Mental health-related treatment


In 2018, the legislature added 50 Pa. Stat. Ann. § 7304(c.2)(3), which specifies that when a petition is filed to subject a person to involuntary outpatient treatment who is not already subject to involuntary inpatient treatment and the court determines the petition sets forth reasonable cause, the court must appoint an attorney “as soon as practicable.  The attorney shall represent the person unless it shall appear that he can afford, and desires to have, private representation.”


In In re Hutchinson, the Supreme Court of Pennsylvania interpreted Section 7304 to require that an alleged mental incompetent is entitled to effective representation by competent private or court-appointed counsel in civil commitment proceedings. 454 A.2d 1008, 1011 (Pa. 1982).


Substance dependency-related treatment


Pennsylvania's Drug and Alcohol Abuse Control Act, 71 Pa. Stat. Ann. § 1690.101 to § 1690.115, provides, "Except as provided in section 12.1 of this act, admissions and commitments to treatment facilities may be made according to the procedural admission and commitment provisions of the act of July 9, 1976 (P.L. 817, No. 143), known as the 'Mental Health Procedures Act.' [50 P.S. § 7101 et seq.]" (internal footnote omitted).  Accordingly, the procedures discussed above apply in substance dependency-related treatment matters as well. 


Adult guardianship context


A guardian cannot consent for certain medical treatment, including abortion, sterilization, and experimental medical procedures, nor to marriage or divorce, "unless specifically included in the guardianship order after specific findings of fact or otherwise ordered after a subsequent hearing." 20 Pa. Stat. Ann. § 5521(d) (emphasis added). 

In proceedings to establish guardianship, the alleged incapacitated person has "the right to request the appointment of counsel and to have counsel appointed if the court deems it appropriate and the right to have such counsel paid for if it cannot be afforded."  20 Pa. Stat. Ann. § 5511(a).  According to 20 Pa. Stat. Ann. § 5512.2(b), the same rights given in guardianship establishment proceedings apply to review proceedings, which means the discretionary appointment of counsel system should apply as well, and review proceedings likely include hearings related to consent for sterilization and other medical procedures given the broad statutory language. Pa. Stat.

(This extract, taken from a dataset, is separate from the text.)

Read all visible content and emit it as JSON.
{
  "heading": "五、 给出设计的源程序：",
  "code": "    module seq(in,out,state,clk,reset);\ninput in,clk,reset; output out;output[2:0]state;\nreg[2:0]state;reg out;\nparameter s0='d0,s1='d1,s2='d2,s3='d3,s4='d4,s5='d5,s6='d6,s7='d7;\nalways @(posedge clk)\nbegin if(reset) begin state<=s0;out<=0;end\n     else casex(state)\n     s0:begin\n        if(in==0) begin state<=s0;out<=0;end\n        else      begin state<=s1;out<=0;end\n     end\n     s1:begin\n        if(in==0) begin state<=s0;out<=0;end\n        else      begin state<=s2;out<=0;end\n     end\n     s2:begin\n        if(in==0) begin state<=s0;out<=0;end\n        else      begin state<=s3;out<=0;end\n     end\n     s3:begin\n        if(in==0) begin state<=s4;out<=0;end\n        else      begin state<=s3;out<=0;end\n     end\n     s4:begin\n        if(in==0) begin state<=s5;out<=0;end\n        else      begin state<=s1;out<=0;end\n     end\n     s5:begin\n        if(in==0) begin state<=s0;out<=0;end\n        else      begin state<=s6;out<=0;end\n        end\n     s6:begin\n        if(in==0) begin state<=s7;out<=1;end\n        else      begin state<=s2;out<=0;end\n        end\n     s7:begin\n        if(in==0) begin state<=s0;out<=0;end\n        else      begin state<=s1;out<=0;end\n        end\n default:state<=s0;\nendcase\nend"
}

Ann. § 5512.2(a) ("The court shall conduct a review hearing promptly if the incapacitated person, guardian or any interested party petitions the court for a hearing ... to act in the best interest of the incapacitated person."). 

To learn more about the right to counsel in adult guardianship matters, please see Legislation, Guardianship/Conservatorship of Adults - Protected Person.

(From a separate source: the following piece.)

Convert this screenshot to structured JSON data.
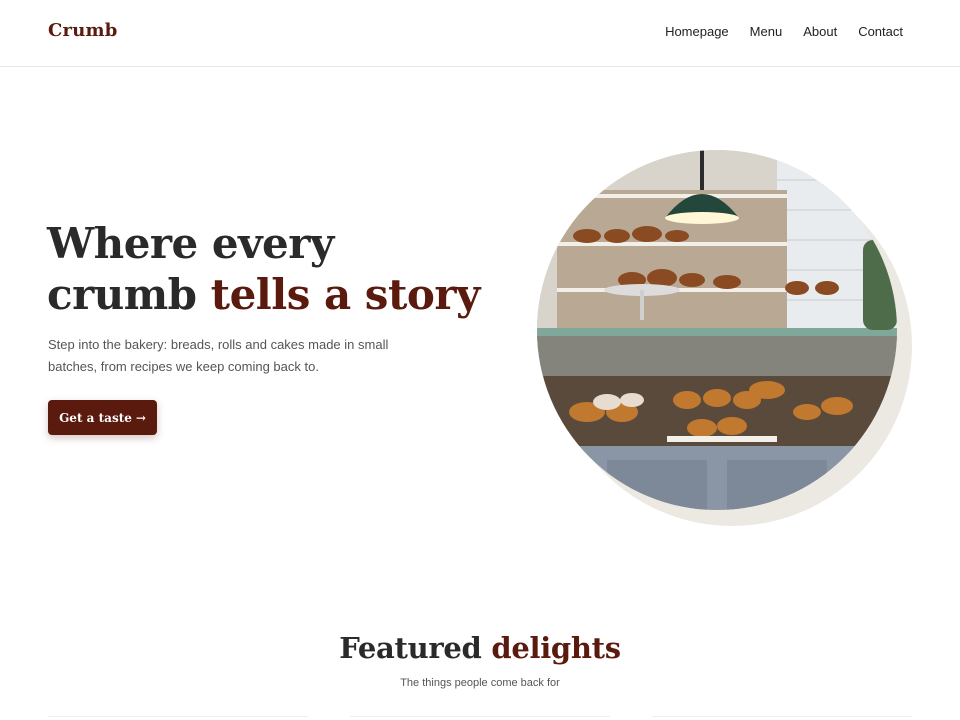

As to minors


Mental health-related treatment


The procedures applicable to adults also apply to juveniles subject to involuntary commitment and treatment matters due to mental health. See In re S.C., 421 A.2d 853, 857 (Pa. Super Ct. 1980).  But there are also provisions specific to minors, discussed below.

Withdrawal from voluntary inpatient treatment

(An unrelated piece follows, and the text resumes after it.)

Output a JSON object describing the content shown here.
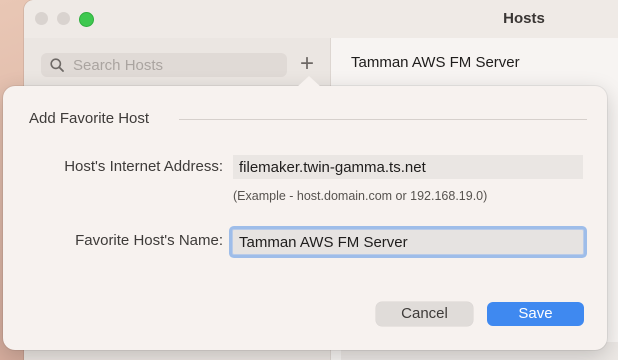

Where a minor is younger than 14 years of age and was admitted on a voluntary basis, "[their] parent, legal guardian, or person standing in loco parentis" may request that the minor be released or that their treatment be modified, for example, "afforded treatment constituting a less restrictive alternative". 50 Pa. Stat. Ann. § 7206(b).  The petition for withdrawal or modification is filed in the Juvenile Division, and "[t]he court shall promptly appoint an attorney for such a minor person and schedule a hearing to determine what inpatient treatment, if any, is in the minor's best interest." Id.

Substance dependency-related treatment

The relevant statute provides:


A parent or legal guardian who has legal or physical custody of a minor may petition the court of common pleas of the judicial district where the minor is domiciled for commitment of the minor to involuntary drug and alcohol treatment services, including inpatient services, if the minor is incapable of accepting or unwilling to accept voluntary treatment.


71 Pa. Stat. Ann. § 1690.112a(a).  The court shall appoint counsel upon the filing of such a petition. Id. at (b).

Appointment of Counsel: categorical Qualified: no